• I meant more on lines on "simply a formatting change won't help, please provide comments :)" – Optimizer Feb 19 '15 at 10:01

# Matlab, 104 bytes

function x=f(n)
k=1;N=n;x=0;while nnz(x)<n
x=1:N;m=1;while m-nnz(x)
m=x(x>m);x(m:m:end)=[];end
N=N+2;end


With thanks to @flawr for very appropriate comments and suggestions.

Example from Matlab command prompt:

>> f(40)
ans =
Columns 1 through 22
1     3     7     9    13    15    21    25    31    33    37    43    49    51    63    67    69    73    75    79    87    93
Columns 23 through 40
99   105   111   115   127   129   133   135   141   151   159   163   169   171   189   193   195   201

• Thanks!
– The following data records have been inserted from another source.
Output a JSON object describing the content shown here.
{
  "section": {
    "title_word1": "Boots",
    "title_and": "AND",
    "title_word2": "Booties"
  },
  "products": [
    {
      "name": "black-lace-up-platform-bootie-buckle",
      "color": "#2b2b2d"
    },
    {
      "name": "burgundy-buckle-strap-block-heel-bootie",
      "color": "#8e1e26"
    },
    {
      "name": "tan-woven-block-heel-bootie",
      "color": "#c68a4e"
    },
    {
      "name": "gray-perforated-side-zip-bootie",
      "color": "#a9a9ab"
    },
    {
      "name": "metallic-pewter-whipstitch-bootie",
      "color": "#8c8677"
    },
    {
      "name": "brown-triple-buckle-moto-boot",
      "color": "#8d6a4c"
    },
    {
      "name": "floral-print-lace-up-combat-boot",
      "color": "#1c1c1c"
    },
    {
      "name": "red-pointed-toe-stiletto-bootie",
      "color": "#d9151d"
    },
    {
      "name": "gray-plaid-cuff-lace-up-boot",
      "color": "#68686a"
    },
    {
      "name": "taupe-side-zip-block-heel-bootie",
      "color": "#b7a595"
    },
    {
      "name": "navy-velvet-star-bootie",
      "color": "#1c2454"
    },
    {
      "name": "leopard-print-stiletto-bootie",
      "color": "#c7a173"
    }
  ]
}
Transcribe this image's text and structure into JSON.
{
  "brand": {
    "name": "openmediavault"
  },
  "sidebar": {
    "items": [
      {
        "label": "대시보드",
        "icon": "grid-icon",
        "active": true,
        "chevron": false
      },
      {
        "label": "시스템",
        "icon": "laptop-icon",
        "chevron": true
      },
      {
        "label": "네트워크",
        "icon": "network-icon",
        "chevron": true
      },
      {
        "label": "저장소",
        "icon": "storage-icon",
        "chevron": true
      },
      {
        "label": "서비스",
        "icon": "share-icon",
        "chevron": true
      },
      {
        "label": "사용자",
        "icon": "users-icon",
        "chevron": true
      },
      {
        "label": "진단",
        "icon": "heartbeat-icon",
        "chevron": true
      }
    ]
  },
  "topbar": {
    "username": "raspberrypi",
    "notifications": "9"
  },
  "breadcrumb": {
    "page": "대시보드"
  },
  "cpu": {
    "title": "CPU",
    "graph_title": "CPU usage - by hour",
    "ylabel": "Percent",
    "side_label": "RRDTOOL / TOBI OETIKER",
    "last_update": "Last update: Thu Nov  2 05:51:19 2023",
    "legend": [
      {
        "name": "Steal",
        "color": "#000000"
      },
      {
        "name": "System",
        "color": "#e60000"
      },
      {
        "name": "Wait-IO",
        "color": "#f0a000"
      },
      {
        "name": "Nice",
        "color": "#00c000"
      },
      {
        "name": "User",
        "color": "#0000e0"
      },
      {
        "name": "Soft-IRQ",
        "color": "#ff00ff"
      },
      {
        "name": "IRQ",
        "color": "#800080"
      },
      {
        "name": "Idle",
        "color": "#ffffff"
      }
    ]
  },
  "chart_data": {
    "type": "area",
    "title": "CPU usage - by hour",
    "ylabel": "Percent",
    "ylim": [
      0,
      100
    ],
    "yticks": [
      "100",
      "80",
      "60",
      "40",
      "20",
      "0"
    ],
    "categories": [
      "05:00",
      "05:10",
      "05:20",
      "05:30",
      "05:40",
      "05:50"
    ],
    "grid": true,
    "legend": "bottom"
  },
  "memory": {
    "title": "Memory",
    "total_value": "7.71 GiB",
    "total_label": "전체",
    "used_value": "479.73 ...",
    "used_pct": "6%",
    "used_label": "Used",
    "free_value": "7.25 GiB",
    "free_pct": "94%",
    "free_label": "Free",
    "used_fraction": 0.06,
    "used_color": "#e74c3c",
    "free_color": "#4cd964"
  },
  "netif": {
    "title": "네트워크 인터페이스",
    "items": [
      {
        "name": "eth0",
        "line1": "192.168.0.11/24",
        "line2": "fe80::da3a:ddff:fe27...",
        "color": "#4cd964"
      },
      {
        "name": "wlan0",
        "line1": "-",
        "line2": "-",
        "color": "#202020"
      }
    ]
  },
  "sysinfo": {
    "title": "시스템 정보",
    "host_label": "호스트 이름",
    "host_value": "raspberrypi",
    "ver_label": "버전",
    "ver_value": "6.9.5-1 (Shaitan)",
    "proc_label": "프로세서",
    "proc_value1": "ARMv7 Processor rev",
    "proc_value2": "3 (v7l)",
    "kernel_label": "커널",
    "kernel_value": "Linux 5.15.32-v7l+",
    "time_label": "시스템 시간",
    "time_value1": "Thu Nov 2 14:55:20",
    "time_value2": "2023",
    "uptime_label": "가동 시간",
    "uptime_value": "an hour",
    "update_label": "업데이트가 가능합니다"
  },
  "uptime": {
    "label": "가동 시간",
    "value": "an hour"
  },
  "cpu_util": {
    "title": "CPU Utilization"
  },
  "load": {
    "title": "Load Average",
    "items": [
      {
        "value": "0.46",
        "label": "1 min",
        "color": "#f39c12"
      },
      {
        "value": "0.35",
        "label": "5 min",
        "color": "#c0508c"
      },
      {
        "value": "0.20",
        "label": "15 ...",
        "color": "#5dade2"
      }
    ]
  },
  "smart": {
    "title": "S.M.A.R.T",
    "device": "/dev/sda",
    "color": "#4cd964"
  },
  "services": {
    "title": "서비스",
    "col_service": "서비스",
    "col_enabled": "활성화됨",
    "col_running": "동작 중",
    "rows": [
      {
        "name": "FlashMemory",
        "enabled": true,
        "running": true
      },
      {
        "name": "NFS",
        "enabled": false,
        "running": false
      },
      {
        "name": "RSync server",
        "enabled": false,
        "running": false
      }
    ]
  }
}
I used that in the past, but tend to forget – Luis Mendo Feb 17 '15 at 23:33
• @flawr Good point. This answer is becoming more yours than mine! :-) – Luis Mendo Feb 17 '15 at 23:40
• Sure! I hang out more often in StackOverflow, but it's the same spirit there. I appreciate it! – Luis Mendo Feb 17 '15 at 23:43
• Good point! I'm not sure all this I'm learning will be helpful or actually harmful for my standard Matlab usage, though :-P – Luis Mendo Feb 17 '15 at 23:45
• Well codegolf is not about the use, but rather about the abuse of a language^^ – flawr Feb 17 '15 at 23:46

# Bash+coreutils, 136

I'd hoped to golf this down more, but oh well. Not every day that you pipe into a recursive function in a shell script:

f(){
mapfile -tn$2 a (($1>$2))&&{ tr \ \\n<<<${a[@]}
sed $[${a[-1]}-$2]~${a[-1]}d
}|f $1$[$2+1]||echo${a[@]}
}
yes|sed -n 1~2=|f $1 2  ### Output: $ ./lucky.sh 23
1 3 7 9 13 15 21 25 31 33 37 43 49 51 63 67 69 73 75 79 87 93 99
$ # Bash+coreutils, 104 Shorter using a more straightforward implementation: a=(seq 1 2$[3+$1**2]) for((;i++<$1;));{
a=($(tr \ \\n<<<${a[@]}|sed 0~${a[i]}d)) } echo${a[@]:0:\$1}


# Go, 326

package main
import"fmt"
func s(k, p int,in chan int)chan int{
o := make(chan int)
go func(){
for p>0{
o<-<-in;p--
}
for{
<-in
for i:=1;i<k;i++{o<-<-in}
}
}()
return o
}
func main(){
n := 20
fmt.Print(1)
c := make(chan int)
go func(c chan int){
for i:=3;;i+=2{c<-i}
}(c)
for i:=1;i<n;i++{
v := <-c
fmt.Print(" ", v)
c = s(v, v-i-2, c)
}
}


Straight forward implementation using goroutine and pipes to make sieves.

• This Code Golf, please add a byte count. – edc65 Feb 17 '15 at 16:55

# MATLAB, 62 characters

n=input('');o=1:2:n^2;for i=2:n;o(o(i):o(i):end)=[];end;o(1:n)


I misinterpreted the challenge at first - my revised version is now actually shorter.

## Racket 196 bytes

Produces lucky numbers upto n:

(λ(n)(let loop((l(filter odd?(range 1 n)))(i 1))(define x(list-ref l i))(set! l(for/list((j(length l))


Ungolfed version:

(define f
(λ(n)
(let loop ((l (filter odd? (range 1 n))) (i 1))
(define x (list-ref l i))
(set! l (for/list ((j (length l)) #:unless (= 0 (modulo (add1 j) x)))
(list-ref l j)))
(if (>= i (sub1 (length l)))
l

(f 100)

'(1 3 7 9 13 15 21 25 31 33 37 43 49 51 63 67 69 73 75 79 87 93 99)